Whether by accident or design, this collection of essays is well timed to celebrate Thomas Schelling's winning the 2005 Nobel Prize in Economics. With one minor exception all the essays have been published previously. On the scale of Schelling's long career, most are relatively recent productions. All the characteristic features of his work - the breadth of his interests, the originality and creativity of his theorising, the intellectual rigour of his policy analysis and the freshness and clarity of his writing - are on display.
The title essay is an elegant reprise of the work for which Schelling is best known among his fellow economists: the study of strategic commitment. Several essays explore the possibilities of commitment as a mechanism of self-control. Schelling treats the individual as a collection of selves, interacting strategically with one another. He writes with empathy and imagination about the strategies by which one self tries to forestall choices that another self will want to make, and the countervailing strategies by which the latter tries to evade the constraints imposed by the former. Drawing on personal experience, he is particularly insightful about the conflicts of motivation faced by smokers who want to become ex-smokers and by committed ex-smokers who continue to desire to smoke. He also has important things to say about commitment and countercommitment in the case of suicide; he bravely presents the case for legalising assisted suicide. Another essay, written in 1996, uses the Vietnam War to illustrate how difficult it is for any government to get out of a war, however disastrous, to which it has committed itself. This should be required reading for American presidents and British prime ministers.
For me, Schelling's greatest contribution to economics is his analysis of "focal points" - the still only partially understood mechanism by which agents, when they have a common interest in co-ordinating their behaviour, converge on solutions that are identified by salient but seemingly irrelevant "clues". Disappointingly, this idea is touched on only in these essays. Schelling has been particularly concerned with the mechanisms by which warring nations tacitly accept mutually advantageous limits on the weapons they use. When he first wrote on focal points, in 1960, some US military strategists saw the distinction between nuclear and "conventional"
weapons as an irrational taboo, preventing the deployment of small-yield nuclear weapons. Schelling used his analysis to urge governments to do everything possible to maintain that distinction. In one thoughtful essay, written 55 years after Hiroshima and Nagasaki, he reflects on the continuing acceptance of the principle that nuclear weapons are not there to be used.

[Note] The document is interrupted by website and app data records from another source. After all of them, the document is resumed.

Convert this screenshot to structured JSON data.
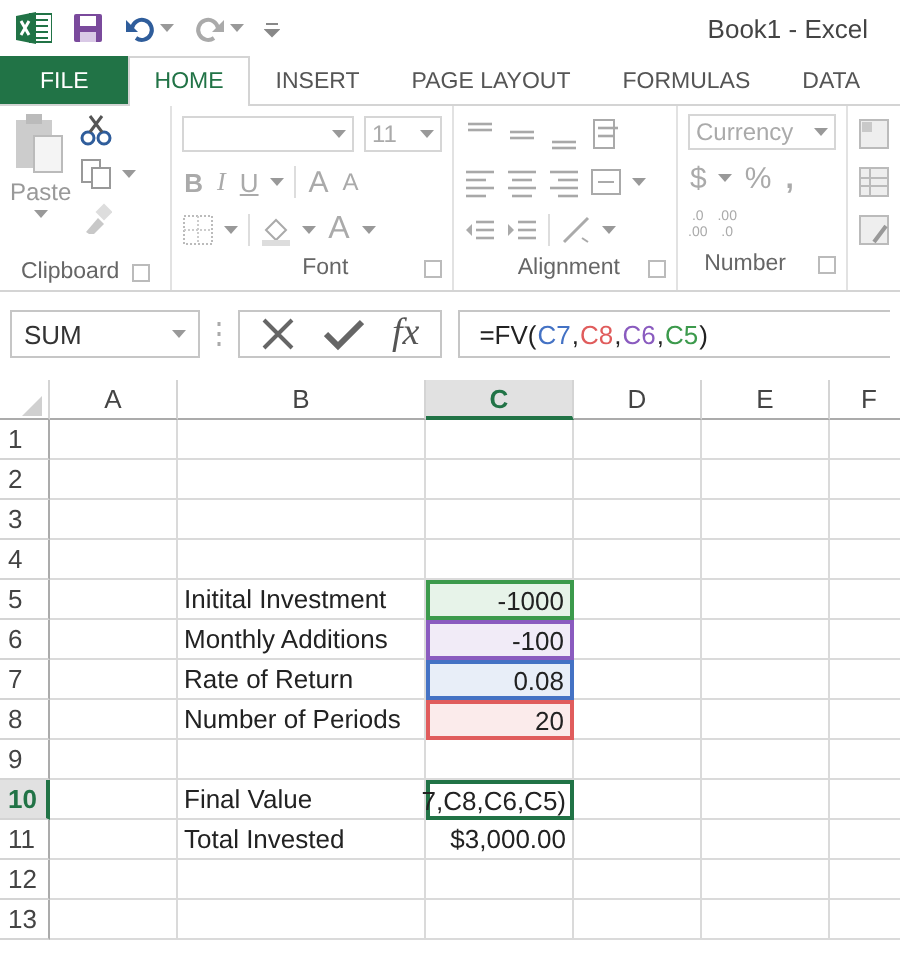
{
  "title_bar": {
    "title": "Book1 - Excel"
  },
  "tabs": [
    {
      "label": "FILE",
      "kind": "file",
      "selected": false
    },
    {
      "label": "HOME",
      "kind": "tab",
      "selected": true
    },
    {
      "label": "INSERT",
      "kind": "tab",
      "selected": false
    },
    {
      "label": "PAGE LAYOUT",
      "kind": "tab",
      "selected": false
    },
    {
      "label": "FORMULAS",
      "kind": "tab",
      "selected": false
    },
    {
      "label": "DATA",
      "kind": "tab",
      "selected": false
    }
  ],
  "ribbon": {
    "disabled": true,
    "clipboard": {
      "label": "Clipboard",
      "paste": "Paste"
    },
    "font": {
      "label": "Font",
      "size": "11",
      "bold": "B",
      "italic": "I",
      "underline": "U",
      "grow": "A",
      "shrink": "A",
      "font_color_button": "A"
    },
    "alignment": {
      "label": "Alignment"
    },
    "number": {
      "label": "Number",
      "format": "Currency",
      "currency": "$",
      "percent": "%",
      "comma": ",",
      "decimals": [
        {
          "top": ".0",
          "bottom": ".00"
        },
        {
          "top": ".00",
          "bottom": ".0"
        }
      ]
    }
  },
  "formula_bar": {
    "name_box": "SUM",
    "fx": "fx",
    "formula": [
      {
        "text": "=FV(",
        "color": "#222222"
      },
      {
        "text": "C7",
        "color": "#4472c4"
      },
      {
        "text": ",",
        "color": "#222222"
      },
      {
        "text": "C8",
        "color": "#e05c5c"
      },
      {
        "text": ",",
        "color": "#222222"
      },
      {
        "text": "C6",
        "color": "#8a5bbf"
      },
      {
        "text": ",",
        "color": "#222222"
      },
      {
        "text": "C5",
        "color": "#3c9a4c"
      },
      {
        "text": ")",
        "color": "#222222"
      }
    ]
  },
  "columns": [
    {
      "label": "A",
      "selected": false
    },
    {
      "label": "B",
      "selected": false
    },
    {
      "label": "C",
      "selected": true
    },
    {
      "label": "D",
      "selected": false
    },
    {
      "label": "E",
      "selected": false
    },
    {
      "label": "F",
      "selected": false
    }
  ],
  "rows": [
    {
      "number": "1",
      "selected": false
    },
    {
      "number": "2",
      "selected": false
    },
    {
      "number": "3",
      "selected": false
    },
    {
      "number": "4",
      "selected": false
    },
    {
      "number": "5",
      "selected": false,
      "label": "Initital Investment",
      "value": "-1000",
      "color": "#3c9a4c"
    },
    {
      "number": "6",
      "selected": false,
      "label": "Monthly Additions",
      "value": "-100",
      "color": "#8a5bbf"
    },
    {
      "number": "7",
      "selected": false,
      "label": "Rate of Return",
      "value": "0.08",
      "color": "#4472c4"
    },
    {
      "number": "8",
      "selected": false,
      "label": "Number of Periods",
      "value": "20",
      "color": "#e05c5c"
    },
    {
      "number": "9",
      "selected": false
    },
    {
      "number": "10",
      "selected": true,
      "label": "Final Value",
      "value": "7,C8,C6,C5)"
    },
    {
      "number": "11",
      "selected": false,
      "label": "Total Invested",
      "value": "$3,000.00"
    },
    {
      "number": "12",
      "selected": false
    },
    {
      "number": "13",
      "selected": false
    }
  ]
}
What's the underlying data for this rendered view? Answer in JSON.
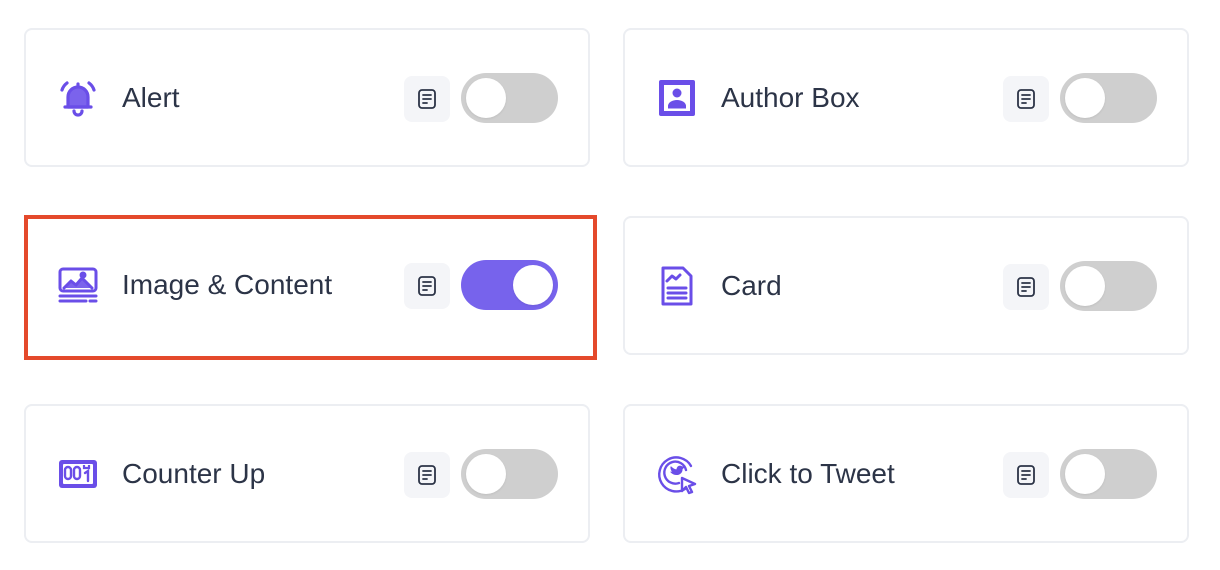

Several essays deal with climate change, an issue with which Schelling has been concerned since the early 1980s. His overview is that global warming will have serious effects on poor countries with large agricultural sectors, but that rich countries, particularly the US, will be largely immune. In rich countries, he says, most economic activities are independent of climate; most of the negative effects of global warming can be overcome by technological adaptations. He argues that treaties on the model of Kyoto, which commit nations to overall emission targets, are unlikely to work, and instead holds out the hope of international agreement to finance "geo-engineering" solutions.
I hesitate to disagree with such a reliable policy analyst, but I cannot help feeling uneasy about these messages. The inhabitants of rich countries - the people whose consumption is primarily responsible for climate change - are being told that the costs of their actions will not fall on them. By using mitigation technologies, most of which will further increase greenhouse emissions, they can expect to pass on these costs to other countries and to later generations. Like the idea that a nuclear bomb is just another weapon, these are dangerous thoughts: they undermine the motivation to seek international agreement on climate policy. Of course, a huge bargaining problem has to be resolved in reaching a mutually beneficial agreement on emissions; but that is just the kind of problem for which one might look to Schelling's theory of focal points for guidance.
In recent years, following the development of evolutionary methods in game theory, Schelling has become famous as a pioneer of "social dynamics". This fame is due to a paper he published in the Journal of Mathematical Sociology in 1971, presenting some abstract models of evolving patterns of racial segregation. The main insight was that almost complete spatial segregation tends to come about if people are averse to living in neighbourhoods in which their own racial group is a small minority - even if no one objects to living in evenly mixed neighbourhoods. A much abbreviated and revised version of the paper was included in Micromotives and Macrobehavior , a collection of Schelling's essays published in 1978.
Most subsequent commentary has used the 1978 text. To try to ensure the survival of the original version, Schelling has included it in this book, where it takes up more than 60 pages. For many game theorists, this will be the highlight of the collection.
Schelling expresses disappointment that most commentators have overlooked his analysis of "bounded neighbourhood" models. This was presented only briefly in the 1978 paper but at great length in the original. These models have no spatial dimensions; there is just one "neighbourhood" that individuals of two races can choose to enter or leave with no constraint on the total number of people the neighbourhood can accommodate. Each individual's entry decision is governed by the current racial mix. These models have some counterintuitive properties. For example, there are cases in which an increase in one race's tolerance for the other can destroy a previous pattern of integration.
The two versions of the paper are subtly different in tone. In creating the 1978 paper, Schelling edited out a large amount of abstract mathematics that explored different configurations of his models. At the same time, he added some less formal discussion, written with characteristic empathy, of the psychological experience of the choices that induce segregation. Using the example of a dining hall at a baseball camp, he explored the feelings of self-consciousness and embarrassment that, for individuals who are conscious of racial difference, accompany the simple choice of where to sit. As a result, the 1978 paper reads as an attempt to represent, in a simplified way, what the author perceives to be real social forces. The original paper reads much more as a study of abstract mechanisms offered in the belief that these may prove to be useful but without any specific claims about how they connect with reality. Despite Schelling's fondness for the original paper, I think the later version is a better exemplar of his methodology. Finally, I must mention one of the most enjoyable essays in the book, which recounts Schelling's role in the production of the film Dr Strangelove . To find out what this was, you must buy the book.
Robert Sugden is professor of economics, University of East Anglia.
Strategies of Commitment and Other Essays
Author - Thomas C. Schelling
Publisher - Harvard University Press
Pages - 360
Price - £25.95
ISBN - 0 674 01929 6